Hello Team - I wish to deploy an ISR4321 router to sit in my main DC between my NTP source sat upstream in my Management network and devices connected downstream in my network which do not have direct connection to my management network.
In this example, could I ...
a) configure the ISR4321 to be an NTP client of the upstream NTP server AND be the authoritative NTP source for downstream clients (using the 'router#ntp master' command)?
b) configure the ISR4321 as an NTP client of the upstream NTP server then configure the downstream devices as NTP clients of the ISR4321?
Another question is - What is the maximum number of supported Clients that can be supported by an ISR4321 running as an NTP Server?
Both NTP scenarios described would work.
ntp master allows your router to use it's internal clock as a reference time source if no higher stratum sources are available. You do need to be careful with this as if your set a higher stratum number (e.g. ntp master 2) and your configured NTP server is a lower stratum your routers internal clock will take precedence and can cause significant drift.
I normally would configure mutiple upstream ntp servers on the ISR and not use the ntp master command in a single site/type of scenario.
In a larger scenario, I have used multiple ISRs as ntp peers with each other and GPS (Stratum 0) as the reference source for them. In the event of a GPS failure, the peering kept the time for drifting as much until our GPS came back.
To service clients the ISRs had a loopback interface with a dedicated /32 which we anycasted throughout our network, so in the event of a device or link failure, clients would be automatically rerouted to the next closest ISR acting as an NTP server.

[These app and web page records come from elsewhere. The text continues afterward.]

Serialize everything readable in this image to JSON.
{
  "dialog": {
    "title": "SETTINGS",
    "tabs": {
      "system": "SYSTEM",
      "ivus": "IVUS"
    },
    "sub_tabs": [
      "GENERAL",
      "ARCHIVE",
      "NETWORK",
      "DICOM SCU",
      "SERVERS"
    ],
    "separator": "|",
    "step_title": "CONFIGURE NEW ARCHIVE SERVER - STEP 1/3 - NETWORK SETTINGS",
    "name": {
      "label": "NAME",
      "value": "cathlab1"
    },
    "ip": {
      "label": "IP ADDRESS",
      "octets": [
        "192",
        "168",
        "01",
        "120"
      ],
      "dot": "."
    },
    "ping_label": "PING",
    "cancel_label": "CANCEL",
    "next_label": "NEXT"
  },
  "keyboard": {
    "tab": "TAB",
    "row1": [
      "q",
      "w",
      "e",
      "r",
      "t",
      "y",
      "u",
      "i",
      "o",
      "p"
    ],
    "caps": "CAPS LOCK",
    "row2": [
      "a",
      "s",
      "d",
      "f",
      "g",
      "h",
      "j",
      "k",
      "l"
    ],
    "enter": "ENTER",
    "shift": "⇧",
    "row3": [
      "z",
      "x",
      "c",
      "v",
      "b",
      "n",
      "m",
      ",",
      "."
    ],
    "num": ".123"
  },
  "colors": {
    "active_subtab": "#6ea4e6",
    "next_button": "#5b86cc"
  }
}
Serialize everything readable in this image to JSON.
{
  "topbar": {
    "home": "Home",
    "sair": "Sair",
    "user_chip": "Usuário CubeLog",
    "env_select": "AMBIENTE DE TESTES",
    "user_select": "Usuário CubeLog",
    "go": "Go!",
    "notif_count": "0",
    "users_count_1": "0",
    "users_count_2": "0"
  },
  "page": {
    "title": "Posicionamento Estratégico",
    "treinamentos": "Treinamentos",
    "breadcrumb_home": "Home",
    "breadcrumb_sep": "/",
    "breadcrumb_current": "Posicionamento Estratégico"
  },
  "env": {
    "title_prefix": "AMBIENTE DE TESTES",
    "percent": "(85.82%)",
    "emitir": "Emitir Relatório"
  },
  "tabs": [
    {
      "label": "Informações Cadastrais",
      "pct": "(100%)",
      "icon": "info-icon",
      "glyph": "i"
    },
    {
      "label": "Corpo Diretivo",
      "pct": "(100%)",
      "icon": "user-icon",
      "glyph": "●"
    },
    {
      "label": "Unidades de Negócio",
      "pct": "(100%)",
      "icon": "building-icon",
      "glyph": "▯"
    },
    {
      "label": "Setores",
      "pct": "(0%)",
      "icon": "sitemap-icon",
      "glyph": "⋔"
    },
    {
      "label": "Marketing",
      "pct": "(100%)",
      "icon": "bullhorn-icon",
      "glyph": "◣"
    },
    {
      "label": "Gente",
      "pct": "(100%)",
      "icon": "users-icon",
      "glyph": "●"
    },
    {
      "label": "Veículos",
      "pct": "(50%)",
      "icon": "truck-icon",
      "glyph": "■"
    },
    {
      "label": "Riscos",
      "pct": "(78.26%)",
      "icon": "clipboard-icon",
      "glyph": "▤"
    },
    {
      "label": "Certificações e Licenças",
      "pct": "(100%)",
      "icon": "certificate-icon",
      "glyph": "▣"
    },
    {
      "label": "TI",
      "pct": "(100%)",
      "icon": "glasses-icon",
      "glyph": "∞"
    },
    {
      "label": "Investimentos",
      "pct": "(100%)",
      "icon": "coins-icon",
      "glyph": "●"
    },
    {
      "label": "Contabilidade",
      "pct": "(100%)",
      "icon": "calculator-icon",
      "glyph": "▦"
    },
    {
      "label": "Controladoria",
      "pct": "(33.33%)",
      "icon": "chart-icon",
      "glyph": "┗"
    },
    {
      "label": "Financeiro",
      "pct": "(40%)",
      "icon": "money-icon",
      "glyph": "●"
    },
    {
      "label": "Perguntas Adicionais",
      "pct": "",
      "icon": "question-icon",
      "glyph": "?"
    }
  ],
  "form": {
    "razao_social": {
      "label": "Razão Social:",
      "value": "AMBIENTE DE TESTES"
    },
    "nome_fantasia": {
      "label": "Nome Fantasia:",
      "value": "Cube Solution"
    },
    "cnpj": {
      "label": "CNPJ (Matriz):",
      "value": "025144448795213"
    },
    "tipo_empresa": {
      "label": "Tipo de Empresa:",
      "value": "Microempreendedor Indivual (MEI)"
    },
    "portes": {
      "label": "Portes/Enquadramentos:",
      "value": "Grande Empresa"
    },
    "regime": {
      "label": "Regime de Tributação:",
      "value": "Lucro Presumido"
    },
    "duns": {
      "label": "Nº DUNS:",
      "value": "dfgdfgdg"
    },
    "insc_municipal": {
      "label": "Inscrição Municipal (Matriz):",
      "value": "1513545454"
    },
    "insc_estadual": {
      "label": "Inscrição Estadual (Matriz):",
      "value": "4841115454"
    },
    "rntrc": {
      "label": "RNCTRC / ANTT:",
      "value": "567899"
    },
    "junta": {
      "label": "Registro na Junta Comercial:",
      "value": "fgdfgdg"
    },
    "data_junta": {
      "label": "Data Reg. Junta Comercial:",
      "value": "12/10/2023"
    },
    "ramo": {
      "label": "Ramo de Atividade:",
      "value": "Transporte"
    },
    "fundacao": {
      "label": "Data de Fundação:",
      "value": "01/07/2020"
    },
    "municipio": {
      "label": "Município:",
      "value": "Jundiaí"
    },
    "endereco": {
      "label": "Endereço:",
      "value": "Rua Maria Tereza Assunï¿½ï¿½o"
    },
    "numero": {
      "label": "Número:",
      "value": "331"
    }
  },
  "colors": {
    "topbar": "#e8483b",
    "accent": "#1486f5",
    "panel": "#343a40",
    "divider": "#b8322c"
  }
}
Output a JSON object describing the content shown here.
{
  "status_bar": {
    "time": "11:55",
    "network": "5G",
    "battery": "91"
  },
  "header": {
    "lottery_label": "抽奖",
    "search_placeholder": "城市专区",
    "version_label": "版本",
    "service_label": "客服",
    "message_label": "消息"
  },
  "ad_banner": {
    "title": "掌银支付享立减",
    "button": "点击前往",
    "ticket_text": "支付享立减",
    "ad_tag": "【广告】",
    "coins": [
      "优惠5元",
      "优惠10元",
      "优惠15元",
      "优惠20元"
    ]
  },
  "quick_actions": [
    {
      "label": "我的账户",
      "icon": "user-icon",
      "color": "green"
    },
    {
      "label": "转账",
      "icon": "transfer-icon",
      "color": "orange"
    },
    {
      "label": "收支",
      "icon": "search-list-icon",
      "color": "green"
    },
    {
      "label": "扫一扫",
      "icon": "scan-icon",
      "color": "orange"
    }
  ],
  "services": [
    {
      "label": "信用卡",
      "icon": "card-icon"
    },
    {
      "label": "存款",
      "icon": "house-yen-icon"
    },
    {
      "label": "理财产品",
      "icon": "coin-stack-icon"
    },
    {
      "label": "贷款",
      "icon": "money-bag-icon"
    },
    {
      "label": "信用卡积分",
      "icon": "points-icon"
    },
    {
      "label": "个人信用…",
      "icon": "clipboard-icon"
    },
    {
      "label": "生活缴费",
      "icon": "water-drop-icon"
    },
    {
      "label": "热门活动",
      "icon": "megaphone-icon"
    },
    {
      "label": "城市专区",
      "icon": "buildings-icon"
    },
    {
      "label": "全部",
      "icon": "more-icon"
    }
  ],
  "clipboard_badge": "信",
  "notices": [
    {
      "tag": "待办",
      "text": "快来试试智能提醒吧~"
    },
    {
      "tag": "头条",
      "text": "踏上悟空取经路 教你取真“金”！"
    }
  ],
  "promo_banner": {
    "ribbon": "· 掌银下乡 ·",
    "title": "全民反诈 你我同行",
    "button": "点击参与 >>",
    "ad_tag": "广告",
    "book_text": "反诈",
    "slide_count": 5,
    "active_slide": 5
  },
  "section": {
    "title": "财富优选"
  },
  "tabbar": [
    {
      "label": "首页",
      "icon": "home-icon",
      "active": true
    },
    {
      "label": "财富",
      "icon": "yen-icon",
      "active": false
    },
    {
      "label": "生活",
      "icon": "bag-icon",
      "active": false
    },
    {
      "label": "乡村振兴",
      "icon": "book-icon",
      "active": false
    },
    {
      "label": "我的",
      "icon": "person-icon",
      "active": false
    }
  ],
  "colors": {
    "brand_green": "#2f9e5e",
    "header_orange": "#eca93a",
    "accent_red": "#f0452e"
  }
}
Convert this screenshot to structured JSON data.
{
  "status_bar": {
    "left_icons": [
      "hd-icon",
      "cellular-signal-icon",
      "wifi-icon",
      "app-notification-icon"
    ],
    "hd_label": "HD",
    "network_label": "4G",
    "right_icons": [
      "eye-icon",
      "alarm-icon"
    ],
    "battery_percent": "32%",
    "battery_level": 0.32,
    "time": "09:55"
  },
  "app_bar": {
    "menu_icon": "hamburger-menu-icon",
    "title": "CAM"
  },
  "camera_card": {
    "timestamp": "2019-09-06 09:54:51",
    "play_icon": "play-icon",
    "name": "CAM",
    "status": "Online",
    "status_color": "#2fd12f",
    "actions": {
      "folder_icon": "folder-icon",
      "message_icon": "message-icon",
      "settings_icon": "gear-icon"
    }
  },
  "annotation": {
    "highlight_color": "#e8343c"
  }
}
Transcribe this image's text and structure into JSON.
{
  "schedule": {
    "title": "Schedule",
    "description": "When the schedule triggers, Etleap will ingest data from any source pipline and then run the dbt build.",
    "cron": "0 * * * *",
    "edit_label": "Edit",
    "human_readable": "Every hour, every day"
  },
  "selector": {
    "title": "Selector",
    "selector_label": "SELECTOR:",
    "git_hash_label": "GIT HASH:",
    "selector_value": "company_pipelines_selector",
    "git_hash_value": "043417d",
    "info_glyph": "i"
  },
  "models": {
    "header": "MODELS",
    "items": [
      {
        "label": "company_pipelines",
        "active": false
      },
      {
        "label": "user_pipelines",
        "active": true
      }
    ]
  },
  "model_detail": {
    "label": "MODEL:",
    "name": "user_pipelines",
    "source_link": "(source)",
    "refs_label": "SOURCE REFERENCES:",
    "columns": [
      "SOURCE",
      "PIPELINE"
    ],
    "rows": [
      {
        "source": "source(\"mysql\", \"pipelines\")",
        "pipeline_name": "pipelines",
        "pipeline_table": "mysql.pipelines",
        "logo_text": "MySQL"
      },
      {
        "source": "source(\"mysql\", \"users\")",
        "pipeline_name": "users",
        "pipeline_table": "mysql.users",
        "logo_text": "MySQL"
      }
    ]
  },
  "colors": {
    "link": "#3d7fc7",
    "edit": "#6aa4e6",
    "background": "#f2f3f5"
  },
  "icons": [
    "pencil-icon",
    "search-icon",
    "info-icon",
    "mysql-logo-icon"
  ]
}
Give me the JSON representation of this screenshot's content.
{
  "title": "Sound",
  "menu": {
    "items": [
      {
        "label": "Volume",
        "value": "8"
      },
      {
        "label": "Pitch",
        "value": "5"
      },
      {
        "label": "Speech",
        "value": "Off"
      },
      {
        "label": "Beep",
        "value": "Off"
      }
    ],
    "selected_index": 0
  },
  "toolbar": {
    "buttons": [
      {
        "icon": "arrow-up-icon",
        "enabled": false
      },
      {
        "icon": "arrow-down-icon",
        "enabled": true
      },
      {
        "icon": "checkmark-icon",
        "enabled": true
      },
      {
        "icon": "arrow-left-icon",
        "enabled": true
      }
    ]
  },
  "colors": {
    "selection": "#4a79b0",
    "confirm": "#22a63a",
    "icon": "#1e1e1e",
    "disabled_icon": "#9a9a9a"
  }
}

This may be appropriate for your scenario, particularly if you have multiple DCs which need to be in sync.
I've never really seen any stats on amount of clients supported on current hardware, but like any feature you turn on, it is best to monitor the impact on resources for your environment (https://www.cisco.com/c/en/us/support/docs/availability/high-availability/19643-ntpm.html), but in practice I found it can scale to 5K+ clients without seeing any significant CPU load on our routers, time drift or synchronization issues on the client side.